Entries from a dataset of interfaces:
◆ ◆ ◆ ◆ ◆ ◆ ◆
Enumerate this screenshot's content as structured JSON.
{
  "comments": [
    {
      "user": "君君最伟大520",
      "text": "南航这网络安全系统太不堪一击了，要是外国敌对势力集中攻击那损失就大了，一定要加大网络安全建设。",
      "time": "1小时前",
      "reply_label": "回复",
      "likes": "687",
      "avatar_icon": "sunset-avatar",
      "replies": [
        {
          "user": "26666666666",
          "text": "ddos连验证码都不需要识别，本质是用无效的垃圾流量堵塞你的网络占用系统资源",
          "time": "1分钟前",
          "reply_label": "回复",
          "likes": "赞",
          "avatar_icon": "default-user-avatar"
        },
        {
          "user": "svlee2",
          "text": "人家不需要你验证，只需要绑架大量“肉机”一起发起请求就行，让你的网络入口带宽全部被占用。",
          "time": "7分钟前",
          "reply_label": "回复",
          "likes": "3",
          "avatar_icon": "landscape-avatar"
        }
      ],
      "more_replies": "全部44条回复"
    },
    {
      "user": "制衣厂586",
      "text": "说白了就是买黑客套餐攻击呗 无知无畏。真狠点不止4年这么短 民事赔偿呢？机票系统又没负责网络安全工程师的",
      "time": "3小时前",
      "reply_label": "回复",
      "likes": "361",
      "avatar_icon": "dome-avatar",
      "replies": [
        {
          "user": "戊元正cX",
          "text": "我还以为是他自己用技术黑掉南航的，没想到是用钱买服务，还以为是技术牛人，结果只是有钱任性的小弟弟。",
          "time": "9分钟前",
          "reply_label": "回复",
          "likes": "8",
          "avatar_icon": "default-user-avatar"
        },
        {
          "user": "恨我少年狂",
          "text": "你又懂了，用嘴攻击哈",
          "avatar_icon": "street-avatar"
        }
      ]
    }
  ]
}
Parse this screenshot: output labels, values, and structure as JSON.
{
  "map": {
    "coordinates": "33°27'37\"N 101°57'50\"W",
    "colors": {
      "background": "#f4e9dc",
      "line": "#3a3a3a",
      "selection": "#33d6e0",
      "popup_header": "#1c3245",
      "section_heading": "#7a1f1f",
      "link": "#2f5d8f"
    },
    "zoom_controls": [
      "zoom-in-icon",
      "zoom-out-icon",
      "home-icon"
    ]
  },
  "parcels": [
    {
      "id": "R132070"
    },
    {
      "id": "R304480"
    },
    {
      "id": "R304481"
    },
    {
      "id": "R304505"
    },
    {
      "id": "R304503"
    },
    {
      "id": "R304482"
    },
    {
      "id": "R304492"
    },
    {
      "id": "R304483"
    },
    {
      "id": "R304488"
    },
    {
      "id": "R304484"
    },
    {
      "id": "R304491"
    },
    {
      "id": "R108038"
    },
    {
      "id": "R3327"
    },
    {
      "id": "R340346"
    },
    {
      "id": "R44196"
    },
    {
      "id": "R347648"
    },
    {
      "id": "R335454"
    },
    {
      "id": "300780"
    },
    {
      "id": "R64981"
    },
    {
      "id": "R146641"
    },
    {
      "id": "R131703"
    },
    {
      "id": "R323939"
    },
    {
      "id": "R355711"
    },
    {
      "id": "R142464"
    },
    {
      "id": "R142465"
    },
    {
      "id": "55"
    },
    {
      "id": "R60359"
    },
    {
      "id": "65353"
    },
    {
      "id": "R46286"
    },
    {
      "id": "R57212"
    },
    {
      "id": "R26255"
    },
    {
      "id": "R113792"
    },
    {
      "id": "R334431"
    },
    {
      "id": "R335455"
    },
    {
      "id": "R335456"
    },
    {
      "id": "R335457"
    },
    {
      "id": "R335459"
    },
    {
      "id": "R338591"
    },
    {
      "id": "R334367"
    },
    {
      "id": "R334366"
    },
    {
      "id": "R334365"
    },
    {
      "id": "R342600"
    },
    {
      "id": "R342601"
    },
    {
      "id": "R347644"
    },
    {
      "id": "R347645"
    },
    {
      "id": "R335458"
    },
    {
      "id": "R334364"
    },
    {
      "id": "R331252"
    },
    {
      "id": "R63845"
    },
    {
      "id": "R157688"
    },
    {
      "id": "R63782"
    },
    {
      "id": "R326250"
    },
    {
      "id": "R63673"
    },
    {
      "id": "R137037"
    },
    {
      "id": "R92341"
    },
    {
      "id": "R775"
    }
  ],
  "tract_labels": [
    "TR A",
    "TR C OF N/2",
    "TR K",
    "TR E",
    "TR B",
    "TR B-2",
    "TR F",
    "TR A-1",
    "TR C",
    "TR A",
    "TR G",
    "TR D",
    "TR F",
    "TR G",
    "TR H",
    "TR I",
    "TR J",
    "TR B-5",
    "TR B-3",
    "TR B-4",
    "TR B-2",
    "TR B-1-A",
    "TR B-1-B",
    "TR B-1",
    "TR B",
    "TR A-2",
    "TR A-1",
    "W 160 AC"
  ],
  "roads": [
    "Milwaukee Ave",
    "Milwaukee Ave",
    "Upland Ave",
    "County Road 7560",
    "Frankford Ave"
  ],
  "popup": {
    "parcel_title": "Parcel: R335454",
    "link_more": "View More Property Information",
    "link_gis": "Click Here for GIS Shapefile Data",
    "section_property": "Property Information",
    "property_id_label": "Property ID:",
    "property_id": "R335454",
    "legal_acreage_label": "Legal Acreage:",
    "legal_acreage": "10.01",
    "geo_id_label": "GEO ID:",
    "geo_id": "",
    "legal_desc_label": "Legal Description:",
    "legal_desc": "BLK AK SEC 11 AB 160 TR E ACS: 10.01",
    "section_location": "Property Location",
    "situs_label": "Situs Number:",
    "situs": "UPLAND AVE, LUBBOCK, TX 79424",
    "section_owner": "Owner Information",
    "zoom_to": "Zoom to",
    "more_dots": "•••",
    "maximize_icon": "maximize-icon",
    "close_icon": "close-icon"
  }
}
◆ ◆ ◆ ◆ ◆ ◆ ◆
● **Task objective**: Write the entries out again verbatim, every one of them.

● **Exercise output**:
Enumerate this screenshot's content as structured JSON.
{
  "comments": [
    {
      "user": "君君最伟大520",
      "text": "南航这网络安全系统太不堪一击了，要是外国敌对势力集中攻击那损失就大了，一定要加大网络安全建设。",
      "time": "1小时前",
      "reply_label": "回复",
      "likes": "687",
      "avatar_icon": "sunset-avatar",
      "replies": [
        {
          "user": "26666666666",
          "text": "ddos连验证码都不需要识别，本质是用无效的垃圾流量堵塞你的网络占用系统资源",
          "time": "1分钟前",
          "reply_label": "回复",
          "likes": "赞",
          "avatar_icon": "default-user-avatar"
        },
        {
          "user": "svlee2",
          "text": "人家不需要你验证，只需要绑架大量“肉机”一起发起请求就行，让你的网络入口带宽全部被占用。",
          "time": "7分钟前",
          "reply_label": "回复",
          "likes": "3",
          "avatar_icon": "landscape-avatar"
        }
      ],
      "more_replies": "全部44条回复"
    },
    {
      "user": "制衣厂586",
      "text": "说白了就是买黑客套餐攻击呗 无知无畏。真狠点不止4年这么短 民事赔偿呢？机票系统又没负责网络安全工程师的",
      "time": "3小时前",
      "reply_label": "回复",
      "likes": "361",
      "avatar_icon": "dome-avatar",
      "replies": [
        {
          "user": "戊元正cX",
          "text": "我还以为是他自己用技术黑掉南航的，没想到是用钱买服务，还以为是技术牛人，结果只是有钱任性的小弟弟。",
          "time": "9分钟前",
          "reply_label": "回复",
          "likes": "8",
          "avatar_icon": "default-user-avatar"
        },
        {
          "user": "恨我少年狂",
          "text": "你又懂了，用嘴攻击哈",
          "avatar_icon": "street-avatar"
        }
      ]
    }
  ]
}
Parse this screenshot: output labels, values, and structure as JSON.
{
  "map": {
    "coordinates": "33°27'37\"N 101°57'50\"W",
    "colors": {
      "background": "#f4e9dc",
      "line": "#3a3a3a",
      "selection": "#33d6e0",
      "popup_header": "#1c3245",
      "section_heading": "#7a1f1f",
      "link": "#2f5d8f"
    },
    "zoom_controls": [
      "zoom-in-icon",
      "zoom-out-icon",
      "home-icon"
    ]
  },
  "parcels": [
    {
      "id": "R132070"
    },
    {
      "id": "R304480"
    },
    {
      "id": "R304481"
    },
    {
      "id": "R304505"
    },
    {
      "id": "R304503"
    },
    {
      "id": "R304482"
    },
    {
      "id": "R304492"
    },
    {
      "id": "R304483"
    },
    {
      "id": "R304488"
    },
    {
      "id": "R304484"
    },
    {
      "id": "R304491"
    },
    {
      "id": "R108038"
    },
    {
      "id": "R3327"
    },
    {
      "id": "R340346"
    },
    {
      "id": "R44196"
    },
    {
      "id": "R347648"
    },
    {
      "id": "R335454"
    },
    {
      "id": "300780"
    },
    {
      "id": "R64981"
    },
    {
      "id": "R146641"
    },
    {
      "id": "R131703"
    },
    {
      "id": "R323939"
    },
    {
      "id": "R355711"
    },
    {
      "id": "R142464"
    },
    {
      "id": "R142465"
    },
    {
      "id": "55"
    },
    {
      "id": "R60359"
    },
    {
      "id": "65353"
    },
    {
      "id": "R46286"
    },
    {
      "id": "R57212"
    },
    {
      "id": "R26255"
    },
    {
      "id": "R113792"
    },
    {
      "id": "R334431"
    },
    {
      "id": "R335455"
    },
    {
      "id": "R335456"
    },
    {
      "id": "R335457"
    },
    {
      "id": "R335459"
    },
    {
      "id": "R338591"
    },
    {
      "id": "R334367"
    },
    {
      "id": "R334366"
    },
    {
      "id": "R334365"
    },
    {
      "id": "R342600"
    },
    {
      "id": "R342601"
    },
    {
      "id": "R347644"
    },
    {
      "id": "R347645"
    },
    {
      "id": "R335458"
    },
    {
      "id": "R334364"
    },
    {
      "id": "R331252"
    },
    {
      "id": "R63845"
    },
    {
      "id": "R157688"
    },
    {
      "id": "R63782"
    },
    {
      "id": "R326250"
    },
    {
      "id": "R63673"
    },
    {
      "id": "R137037"
    },
    {
      "id": "R92341"
    },
    {
      "id": "R775"
    }
  ],
  "tract_labels": [
    "TR A",
    "TR C OF N/2",
    "TR K",
    "TR E",
    "TR B",
    "TR B-2",
    "TR F",
    "TR A-1",
    "TR C",
    "TR A",
    "TR G",
    "TR D",
    "TR F",
    "TR G",
    "TR H",
    "TR I",
    "TR J",
    "TR B-5",
    "TR B-3",
    "TR B-4",
    "TR B-2",
    "TR B-1-A",
    "TR B-1-B",
    "TR B-1",
    "TR B",
    "TR A-2",
    "TR A-1",
    "W 160 AC"
  ],
  "roads": [
    "Milwaukee Ave",
    "Milwaukee Ave",
    "Upland Ave",
    "County Road 7560",
    "Frankford Ave"
  ],
  "popup": {
    "parcel_title": "Parcel: R335454",
    "link_more": "View More Property Information",
    "link_gis": "Click Here for GIS Shapefile Data",
    "section_property": "Property Information",
    "property_id_label": "Property ID:",
    "property_id": "R335454",
    "legal_acreage_label": "Legal Acreage:",
    "legal_acreage": "10.01",
    "geo_id_label": "GEO ID:",
    "geo_id": "",
    "legal_desc_label": "Legal Description:",
    "legal_desc": "BLK AK SEC 11 AB 160 TR E ACS: 10.01",
    "section_location": "Property Location",
    "situs_label": "Situs Number:",
    "situs": "UPLAND AVE, LUBBOCK, TX 79424",
    "section_owner": "Owner Information",
    "zoom_to": "Zoom to",
    "more_dots": "•••",
    "maximize_icon": "maximize-icon",
    "close_icon": "close-icon"
  }
}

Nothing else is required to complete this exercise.